RECORDED INFORMATION below:

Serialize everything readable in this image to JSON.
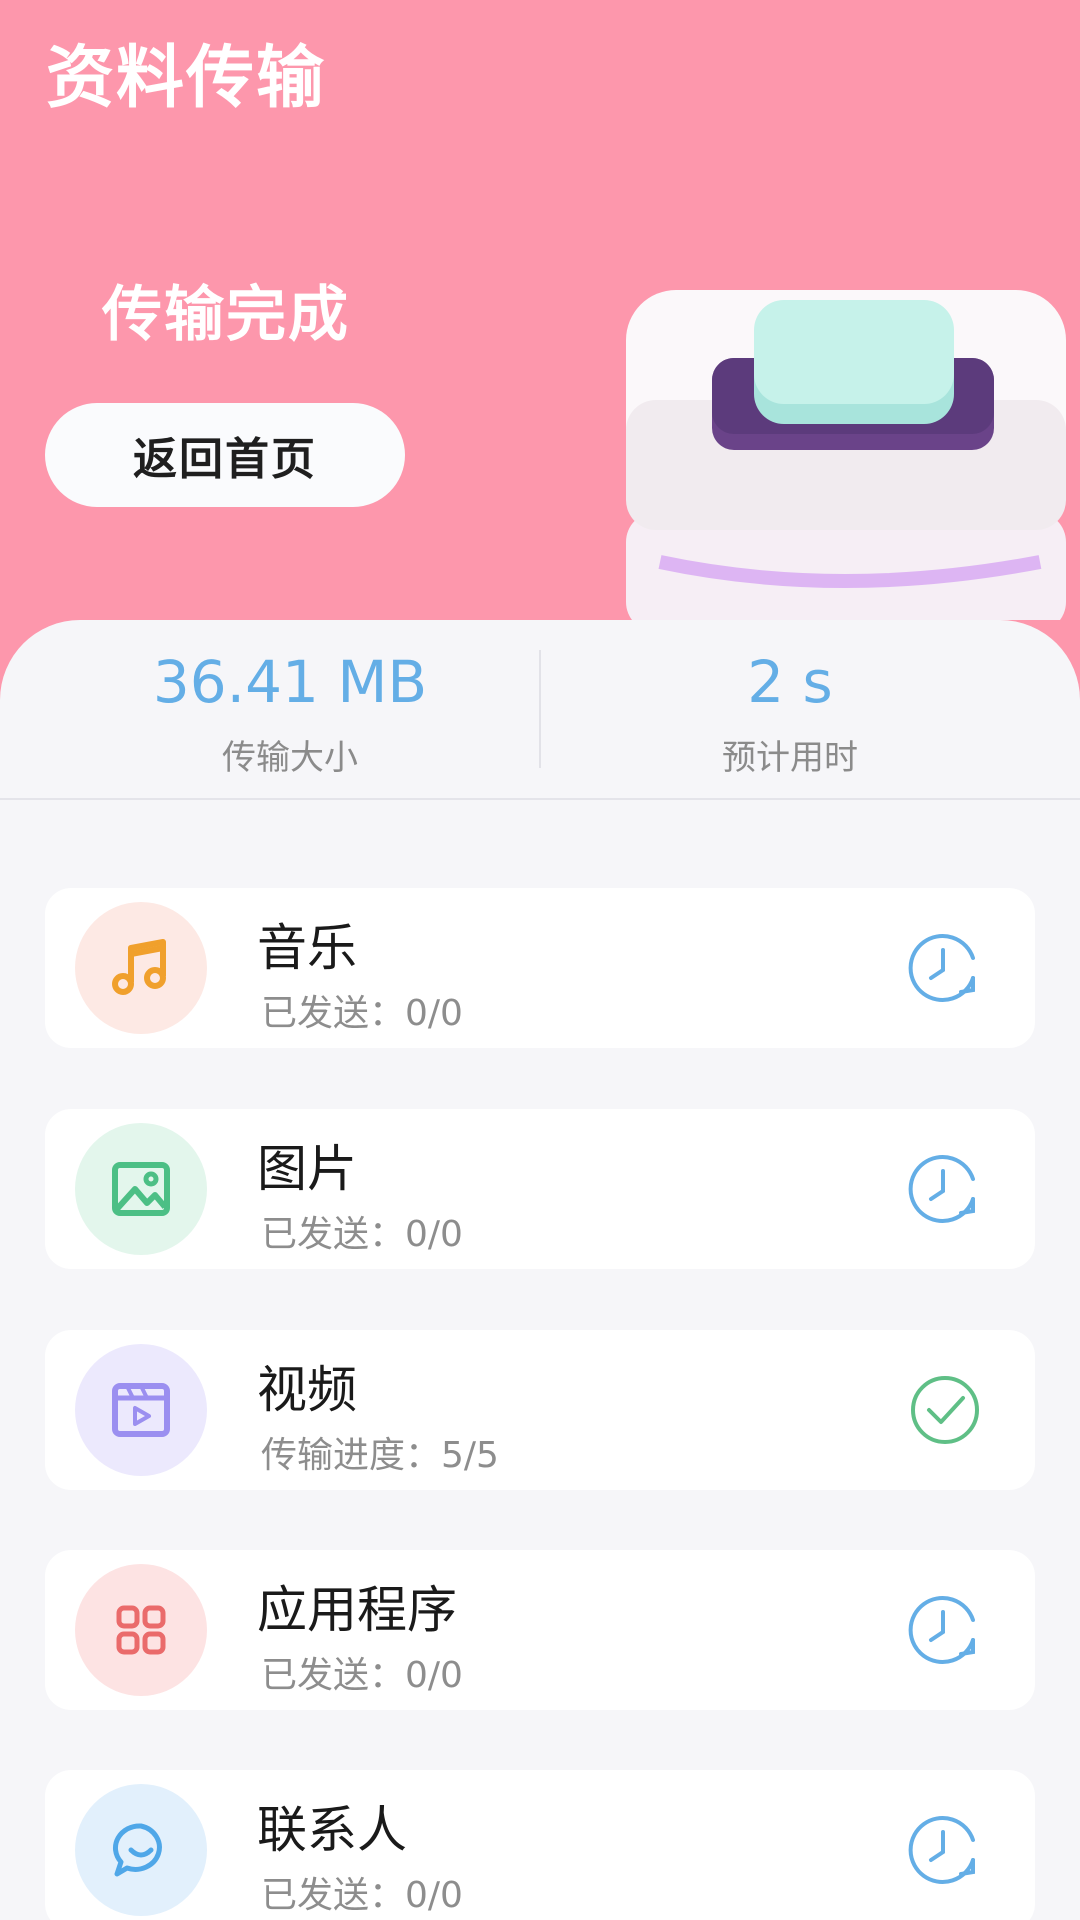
{
  "header": {
    "app_title": "资料传输",
    "status_title": "传输完成",
    "home_button_label": "返回首页"
  },
  "stats": {
    "size_value": "36.41 MB",
    "size_label": "传输大小",
    "time_value": "2 s",
    "time_label": "预计用时"
  },
  "items": [
    {
      "name": "音乐",
      "status": "已发送：0/0",
      "icon": "music-note-icon",
      "state_icon": "clock-pending-icon",
      "icon_color": "#f0a02c",
      "icon_bg": "#fde9e4"
    },
    {
      "name": "图片",
      "status": "已发送：0/0",
      "icon": "image-icon",
      "state_icon": "clock-pending-icon",
      "icon_color": "#4cbf85",
      "icon_bg": "#e3f6ec"
    },
    {
      "name": "视频",
      "status": "传输进度：5/5",
      "icon": "video-icon",
      "state_icon": "check-circle-icon",
      "icon_color": "#9b8ff0",
      "icon_bg": "#ece9fd"
    },
    {
      "name": "应用程序",
      "status": "已发送：0/0",
      "icon": "apps-grid-icon",
      "state_icon": "clock-pending-icon",
      "icon_color": "#ea6b6b",
      "icon_bg": "#fde3e3"
    },
    {
      "name": "联系人",
      "status": "已发送：0/0",
      "icon": "contact-chat-icon",
      "state_icon": "clock-pending-icon",
      "icon_color": "#4fa7e8",
      "icon_bg": "#e2f0fc"
    }
  ],
  "colors": {
    "header_bg": "#fd97ac",
    "stat_value": "#64aee6",
    "pending_icon": "#64aee6",
    "done_icon": "#5fbf86"
  }
}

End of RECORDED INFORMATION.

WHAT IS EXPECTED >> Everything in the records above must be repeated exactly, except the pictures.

EXERCISE RESULT >>
Serialize everything readable in this image to JSON.
{
  "header": {
    "app_title": "资料传输",
    "status_title": "传输完成",
    "home_button_label": "返回首页"
  },
  "stats": {
    "size_value": "36.41 MB",
    "size_label": "传输大小",
    "time_value": "2 s",
    "time_label": "预计用时"
  },
  "items": [
    {
      "name": "音乐",
      "status": "已发送：0/0",
      "icon": "music-note-icon",
      "state_icon": "clock-pending-icon",
      "icon_color": "#f0a02c",
      "icon_bg": "#fde9e4"
    },
    {
      "name": "图片",
      "status": "已发送：0/0",
      "icon": "image-icon",
      "state_icon": "clock-pending-icon",
      "icon_color": "#4cbf85",
      "icon_bg": "#e3f6ec"
    },
    {
      "name": "视频",
      "status": "传输进度：5/5",
      "icon": "video-icon",
      "state_icon": "check-circle-icon",
      "icon_color": "#9b8ff0",
      "icon_bg": "#ece9fd"
    },
    {
      "name": "应用程序",
      "status": "已发送：0/0",
      "icon": "apps-grid-icon",
      "state_icon": "clock-pending-icon",
      "icon_color": "#ea6b6b",
      "icon_bg": "#fde3e3"
    },
    {
      "name": "联系人",
      "status": "已发送：0/0",
      "icon": "contact-chat-icon",
      "state_icon": "clock-pending-icon",
      "icon_color": "#4fa7e8",
      "icon_bg": "#e2f0fc"
    }
  ],
  "colors": {
    "header_bg": "#fd97ac",
    "stat_value": "#64aee6",
    "pending_icon": "#64aee6",
    "done_icon": "#5fbf86"
  }
}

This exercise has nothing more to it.